§ **Problem to work on**: Extract every line from the records below that contains the word "active".

§ **Extracted data**:
★ ★ ★
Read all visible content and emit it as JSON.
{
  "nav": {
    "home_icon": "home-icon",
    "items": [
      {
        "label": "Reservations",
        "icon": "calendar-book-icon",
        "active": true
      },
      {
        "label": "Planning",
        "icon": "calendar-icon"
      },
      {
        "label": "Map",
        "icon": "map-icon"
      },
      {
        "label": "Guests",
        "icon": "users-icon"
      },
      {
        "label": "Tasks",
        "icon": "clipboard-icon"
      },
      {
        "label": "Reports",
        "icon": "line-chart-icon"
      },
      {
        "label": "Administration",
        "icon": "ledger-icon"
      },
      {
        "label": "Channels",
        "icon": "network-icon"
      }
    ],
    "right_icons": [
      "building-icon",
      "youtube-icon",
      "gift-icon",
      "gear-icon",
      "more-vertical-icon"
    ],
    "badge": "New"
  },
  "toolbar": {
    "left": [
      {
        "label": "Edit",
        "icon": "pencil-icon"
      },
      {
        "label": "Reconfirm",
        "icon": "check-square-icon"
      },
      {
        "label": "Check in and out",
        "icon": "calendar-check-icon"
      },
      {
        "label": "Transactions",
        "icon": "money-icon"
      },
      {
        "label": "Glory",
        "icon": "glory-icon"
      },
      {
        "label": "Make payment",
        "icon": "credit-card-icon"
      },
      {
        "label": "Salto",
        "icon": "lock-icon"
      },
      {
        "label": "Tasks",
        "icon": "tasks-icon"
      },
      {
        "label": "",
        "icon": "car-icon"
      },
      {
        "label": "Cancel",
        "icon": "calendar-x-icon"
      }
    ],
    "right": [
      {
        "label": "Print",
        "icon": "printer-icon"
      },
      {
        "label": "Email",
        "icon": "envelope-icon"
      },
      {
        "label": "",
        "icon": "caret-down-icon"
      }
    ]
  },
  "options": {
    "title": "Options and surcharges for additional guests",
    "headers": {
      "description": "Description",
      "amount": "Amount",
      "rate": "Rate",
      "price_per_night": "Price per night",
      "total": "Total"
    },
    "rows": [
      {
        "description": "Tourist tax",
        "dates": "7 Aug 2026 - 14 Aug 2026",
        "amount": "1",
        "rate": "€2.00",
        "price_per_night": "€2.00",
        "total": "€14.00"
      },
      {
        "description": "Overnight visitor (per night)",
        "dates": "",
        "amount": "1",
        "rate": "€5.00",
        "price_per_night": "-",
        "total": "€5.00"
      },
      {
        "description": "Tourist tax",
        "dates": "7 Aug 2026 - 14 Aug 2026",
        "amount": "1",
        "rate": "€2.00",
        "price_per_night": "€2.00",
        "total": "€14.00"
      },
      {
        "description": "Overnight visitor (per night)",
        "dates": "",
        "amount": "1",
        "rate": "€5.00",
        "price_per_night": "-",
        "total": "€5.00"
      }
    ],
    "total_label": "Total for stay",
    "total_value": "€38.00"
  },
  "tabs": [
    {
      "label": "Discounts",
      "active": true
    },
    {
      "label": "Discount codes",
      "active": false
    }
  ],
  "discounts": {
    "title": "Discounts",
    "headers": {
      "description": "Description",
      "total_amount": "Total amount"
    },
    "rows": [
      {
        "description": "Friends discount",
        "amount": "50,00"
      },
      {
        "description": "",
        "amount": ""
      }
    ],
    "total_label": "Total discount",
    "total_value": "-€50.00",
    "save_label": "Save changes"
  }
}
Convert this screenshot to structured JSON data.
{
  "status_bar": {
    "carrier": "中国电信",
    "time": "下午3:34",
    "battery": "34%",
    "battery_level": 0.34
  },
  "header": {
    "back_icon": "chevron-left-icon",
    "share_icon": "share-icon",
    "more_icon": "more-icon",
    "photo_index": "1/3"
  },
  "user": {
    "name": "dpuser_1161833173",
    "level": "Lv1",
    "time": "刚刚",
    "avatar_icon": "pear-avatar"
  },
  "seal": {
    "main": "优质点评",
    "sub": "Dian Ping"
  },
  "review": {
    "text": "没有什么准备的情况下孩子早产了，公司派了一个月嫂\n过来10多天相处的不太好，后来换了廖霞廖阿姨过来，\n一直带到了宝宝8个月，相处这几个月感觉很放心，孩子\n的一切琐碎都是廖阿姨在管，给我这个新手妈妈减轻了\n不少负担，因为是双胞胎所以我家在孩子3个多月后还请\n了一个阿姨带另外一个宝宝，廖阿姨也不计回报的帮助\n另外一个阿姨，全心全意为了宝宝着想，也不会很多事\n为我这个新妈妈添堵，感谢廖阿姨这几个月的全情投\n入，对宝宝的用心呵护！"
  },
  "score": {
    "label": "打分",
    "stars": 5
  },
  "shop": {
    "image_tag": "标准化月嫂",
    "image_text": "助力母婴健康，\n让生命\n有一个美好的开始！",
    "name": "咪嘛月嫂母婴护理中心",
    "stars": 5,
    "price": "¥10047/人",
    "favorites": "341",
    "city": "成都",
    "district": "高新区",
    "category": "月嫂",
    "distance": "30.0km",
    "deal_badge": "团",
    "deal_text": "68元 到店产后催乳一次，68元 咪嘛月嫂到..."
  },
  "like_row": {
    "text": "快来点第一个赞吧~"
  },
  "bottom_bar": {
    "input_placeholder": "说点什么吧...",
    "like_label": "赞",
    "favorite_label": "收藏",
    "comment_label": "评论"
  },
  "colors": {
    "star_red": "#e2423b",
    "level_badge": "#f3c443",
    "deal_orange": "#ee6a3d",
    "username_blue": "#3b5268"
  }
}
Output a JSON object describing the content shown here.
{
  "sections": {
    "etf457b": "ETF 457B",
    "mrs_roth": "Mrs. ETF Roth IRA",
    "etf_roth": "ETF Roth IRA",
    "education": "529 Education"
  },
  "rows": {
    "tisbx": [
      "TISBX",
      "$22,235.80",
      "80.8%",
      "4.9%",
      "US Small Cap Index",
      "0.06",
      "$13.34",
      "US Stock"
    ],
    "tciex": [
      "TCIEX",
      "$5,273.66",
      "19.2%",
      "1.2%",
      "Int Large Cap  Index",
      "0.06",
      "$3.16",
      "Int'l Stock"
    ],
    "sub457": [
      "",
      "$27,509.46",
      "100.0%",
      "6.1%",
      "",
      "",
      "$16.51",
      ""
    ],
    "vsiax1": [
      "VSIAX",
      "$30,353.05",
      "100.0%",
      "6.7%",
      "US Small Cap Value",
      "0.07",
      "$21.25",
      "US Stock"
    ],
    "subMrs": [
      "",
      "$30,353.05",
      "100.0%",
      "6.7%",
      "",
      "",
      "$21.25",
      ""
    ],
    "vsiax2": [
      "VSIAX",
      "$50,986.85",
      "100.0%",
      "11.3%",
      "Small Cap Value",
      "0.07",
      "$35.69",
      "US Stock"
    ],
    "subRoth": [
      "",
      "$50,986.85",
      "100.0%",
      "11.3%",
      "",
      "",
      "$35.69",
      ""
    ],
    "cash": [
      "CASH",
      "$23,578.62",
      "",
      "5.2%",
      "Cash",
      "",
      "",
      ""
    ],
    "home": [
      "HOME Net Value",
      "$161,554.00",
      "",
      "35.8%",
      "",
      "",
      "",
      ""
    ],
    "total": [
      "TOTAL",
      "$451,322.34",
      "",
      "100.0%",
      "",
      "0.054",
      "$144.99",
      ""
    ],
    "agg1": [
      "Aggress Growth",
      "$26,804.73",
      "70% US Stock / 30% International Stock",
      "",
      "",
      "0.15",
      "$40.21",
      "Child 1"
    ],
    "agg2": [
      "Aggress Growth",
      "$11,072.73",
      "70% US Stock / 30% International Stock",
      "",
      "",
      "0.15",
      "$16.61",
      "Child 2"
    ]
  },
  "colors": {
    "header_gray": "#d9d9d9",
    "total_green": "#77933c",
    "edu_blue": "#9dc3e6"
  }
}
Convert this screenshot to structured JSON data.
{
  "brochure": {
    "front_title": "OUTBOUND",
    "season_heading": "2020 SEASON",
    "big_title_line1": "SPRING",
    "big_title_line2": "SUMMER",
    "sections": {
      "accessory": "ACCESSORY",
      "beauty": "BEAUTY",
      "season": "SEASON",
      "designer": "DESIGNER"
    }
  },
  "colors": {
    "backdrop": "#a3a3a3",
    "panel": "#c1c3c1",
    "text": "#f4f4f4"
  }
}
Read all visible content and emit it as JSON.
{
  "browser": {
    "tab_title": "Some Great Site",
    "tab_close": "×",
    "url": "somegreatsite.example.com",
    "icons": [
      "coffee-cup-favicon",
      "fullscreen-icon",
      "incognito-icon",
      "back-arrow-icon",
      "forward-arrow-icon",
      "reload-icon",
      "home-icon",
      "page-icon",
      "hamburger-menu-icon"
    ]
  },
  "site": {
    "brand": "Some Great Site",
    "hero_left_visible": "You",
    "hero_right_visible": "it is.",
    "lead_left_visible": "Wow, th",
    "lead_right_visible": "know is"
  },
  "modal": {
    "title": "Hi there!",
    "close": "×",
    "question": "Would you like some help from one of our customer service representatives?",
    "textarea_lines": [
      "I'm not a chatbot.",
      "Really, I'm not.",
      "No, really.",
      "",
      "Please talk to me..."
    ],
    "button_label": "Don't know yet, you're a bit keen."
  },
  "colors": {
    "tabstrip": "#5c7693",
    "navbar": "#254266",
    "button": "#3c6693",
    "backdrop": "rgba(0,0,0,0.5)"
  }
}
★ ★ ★
§ **Exercise output**:
        "active": true
      "active": true
      "active": false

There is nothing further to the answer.